THE DATA:
▼▼▼
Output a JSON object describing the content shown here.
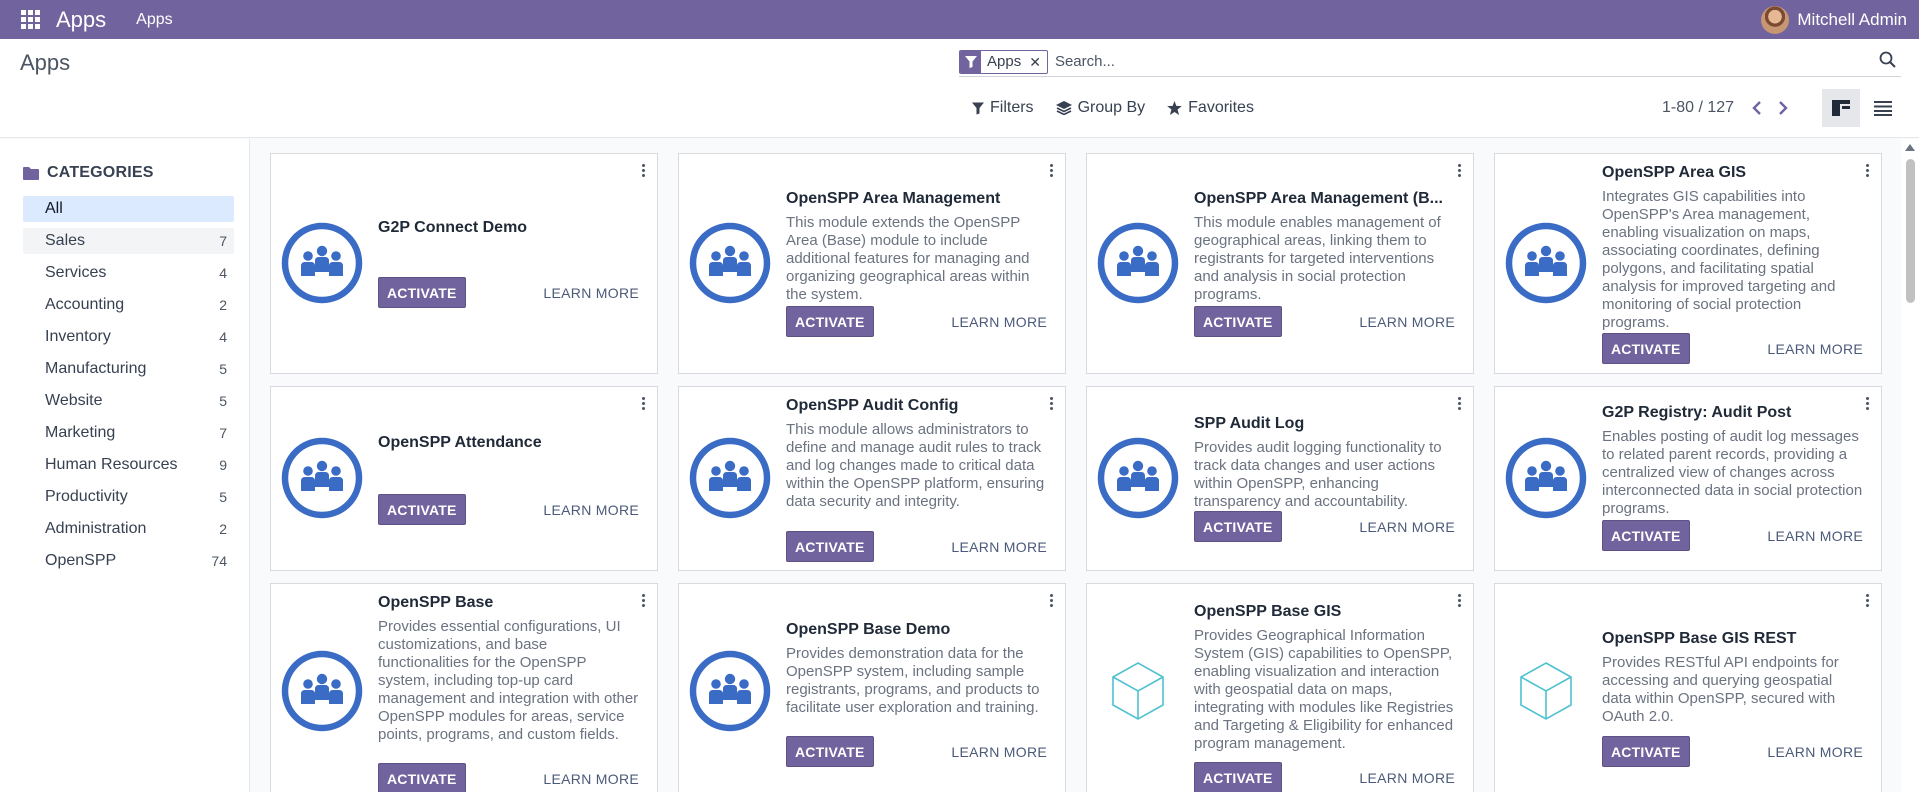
{
  "navbar": {
    "brand": "Apps",
    "menu_item": "Apps",
    "user_name": "Mitchell Admin",
    "bg_color": "#71639e"
  },
  "control_panel": {
    "title": "Apps",
    "search_facet": "Apps",
    "search_placeholder": "Search...",
    "filters_label": "Filters",
    "group_by_label": "Group By",
    "favorites_label": "Favorites",
    "pager": "1-80 / 127"
  },
  "sidebar": {
    "header": "CATEGORIES",
    "items": [
      {
        "label": "All",
        "count": ""
      },
      {
        "label": "Sales",
        "count": "7"
      },
      {
        "label": "Services",
        "count": "4"
      },
      {
        "label": "Accounting",
        "count": "2"
      },
      {
        "label": "Inventory",
        "count": "4"
      },
      {
        "label": "Manufacturing",
        "count": "5"
      },
      {
        "label": "Website",
        "count": "5"
      },
      {
        "label": "Marketing",
        "count": "7"
      },
      {
        "label": "Human Resources",
        "count": "9"
      },
      {
        "label": "Productivity",
        "count": "5"
      },
      {
        "label": "Administration",
        "count": "2"
      },
      {
        "label": "OpenSPP",
        "count": "74"
      }
    ]
  },
  "buttons": {
    "activate": "ACTIVATE",
    "learn_more": "LEARN MORE"
  },
  "apps": [
    {
      "title": "G2P Connect Demo",
      "description": "",
      "icon": "people-icon"
    },
    {
      "title": "OpenSPP Area Management",
      "description": "This module extends the OpenSPP Area (Base) module to include additional features for managing and organizing geographical areas within the system.",
      "icon": "people-icon"
    },
    {
      "title": "OpenSPP Area Management (B...",
      "description": "This module enables management of geographical areas, linking them to registrants for targeted interventions and analysis in social protection programs.",
      "icon": "people-icon"
    },
    {
      "title": "OpenSPP Area GIS",
      "description": "Integrates GIS capabilities into OpenSPP's Area management, enabling visualization on maps, associating coordinates, defining polygons, and facilitating spatial analysis for improved targeting and monitoring of social protection programs.",
      "icon": "people-icon"
    },
    {
      "title": "OpenSPP Attendance",
      "description": "",
      "icon": "people-icon"
    },
    {
      "title": "OpenSPP Audit Config",
      "description": "This module allows administrators to define and manage audit rules to track and log changes made to critical data within the OpenSPP platform, ensuring data security and integrity.",
      "icon": "people-icon"
    },
    {
      "title": "SPP Audit Log",
      "description": "Provides audit logging functionality to track data changes and user actions within OpenSPP, enhancing transparency and accountability.",
      "icon": "people-icon"
    },
    {
      "title": "G2P Registry: Audit Post",
      "description": "Enables posting of audit log messages to related parent records, providing a centralized view of changes across interconnected data in social protection programs.",
      "icon": "people-icon"
    },
    {
      "title": "OpenSPP Base",
      "description": "Provides essential configurations, UI customizations, and base functionalities for the OpenSPP system, including top-up card management and integration with other OpenSPP modules for areas, service points, programs, and custom fields.",
      "icon": "people-icon"
    },
    {
      "title": "OpenSPP Base Demo",
      "description": "Provides demonstration data for the OpenSPP system, including sample registrants, programs, and products to facilitate user exploration and training.",
      "icon": "people-icon"
    },
    {
      "title": "OpenSPP Base GIS",
      "description": "Provides Geographical Information System (GIS) capabilities to OpenSPP, enabling visualization and interaction with geospatial data on maps, integrating with modules like Registries and Targeting & Eligibility for enhanced program management.",
      "icon": "cube-icon"
    },
    {
      "title": "OpenSPP Base GIS REST",
      "description": "Provides RESTful API endpoints for accessing and querying geospatial data within OpenSPP, secured with OAuth 2.0.",
      "icon": "cube-icon"
    }
  ]
}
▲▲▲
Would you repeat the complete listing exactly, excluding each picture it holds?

Output a JSON object describing the content shown here.
{
  "navbar": {
    "brand": "Apps",
    "menu_item": "Apps",
    "user_name": "Mitchell Admin",
    "bg_color": "#71639e"
  },
  "control_panel": {
    "title": "Apps",
    "search_facet": "Apps",
    "search_placeholder": "Search...",
    "filters_label": "Filters",
    "group_by_label": "Group By",
    "favorites_label": "Favorites",
    "pager": "1-80 / 127"
  },
  "sidebar": {
    "header": "CATEGORIES",
    "items": [
      {
        "label": "All",
        "count": ""
      },
      {
        "label": "Sales",
        "count": "7"
      },
      {
        "label": "Services",
        "count": "4"
      },
      {
        "label": "Accounting",
        "count": "2"
      },
      {
        "label": "Inventory",
        "count": "4"
      },
      {
        "label": "Manufacturing",
        "count": "5"
      },
      {
        "label": "Website",
        "count": "5"
      },
      {
        "label": "Marketing",
        "count": "7"
      },
      {
        "label": "Human Resources",
        "count": "9"
      },
      {
        "label": "Productivity",
        "count": "5"
      },
      {
        "label": "Administration",
        "count": "2"
      },
      {
        "label": "OpenSPP",
        "count": "74"
      }
    ]
  },
  "buttons": {
    "activate": "ACTIVATE",
    "learn_more": "LEARN MORE"
  },
  "apps": [
    {
      "title": "G2P Connect Demo",
      "description": "",
      "icon": "people-icon"
    },
    {
      "title": "OpenSPP Area Management",
      "description": "This module extends the OpenSPP Area (Base) module to include additional features for managing and organizing geographical areas within the system.",
      "icon": "people-icon"
    },
    {
      "title": "OpenSPP Area Management (B...",
      "description": "This module enables management of geographical areas, linking them to registrants for targeted interventions and analysis in social protection programs.",
      "icon": "people-icon"
    },
    {
      "title": "OpenSPP Area GIS",
      "description": "Integrates GIS capabilities into OpenSPP's Area management, enabling visualization on maps, associating coordinates, defining polygons, and facilitating spatial analysis for improved targeting and monitoring of social protection programs.",
      "icon": "people-icon"
    },
    {
      "title": "OpenSPP Attendance",
      "description": "",
      "icon": "people-icon"
    },
    {
      "title": "OpenSPP Audit Config",
      "description": "This module allows administrators to define and manage audit rules to track and log changes made to critical data within the OpenSPP platform, ensuring data security and integrity.",
      "icon": "people-icon"
    },
    {
      "title": "SPP Audit Log",
      "description": "Provides audit logging functionality to track data changes and user actions within OpenSPP, enhancing transparency and accountability.",
      "icon": "people-icon"
    },
    {
      "title": "G2P Registry: Audit Post",
      "description": "Enables posting of audit log messages to related parent records, providing a centralized view of changes across interconnected data in social protection programs.",
      "icon": "people-icon"
    },
    {
      "title": "OpenSPP Base",
      "description": "Provides essential configurations, UI customizations, and base functionalities for the OpenSPP system, including top-up card management and integration with other OpenSPP modules for areas, service points, programs, and custom fields.",
      "icon": "people-icon"
    },
    {
      "title": "OpenSPP Base Demo",
      "description": "Provides demonstration data for the OpenSPP system, including sample registrants, programs, and products to facilitate user exploration and training.",
      "icon": "people-icon"
    },
    {
      "title": "OpenSPP Base GIS",
      "description": "Provides Geographical Information System (GIS) capabilities to OpenSPP, enabling visualization and interaction with geospatial data on maps, integrating with modules like Registries and Targeting & Eligibility for enhanced program management.",
      "icon": "cube-icon"
    },
    {
      "title": "OpenSPP Base GIS REST",
      "description": "Provides RESTful API endpoints for accessing and querying geospatial data within OpenSPP, secured with OAuth 2.0.",
      "icon": "cube-icon"
    }
  ]
}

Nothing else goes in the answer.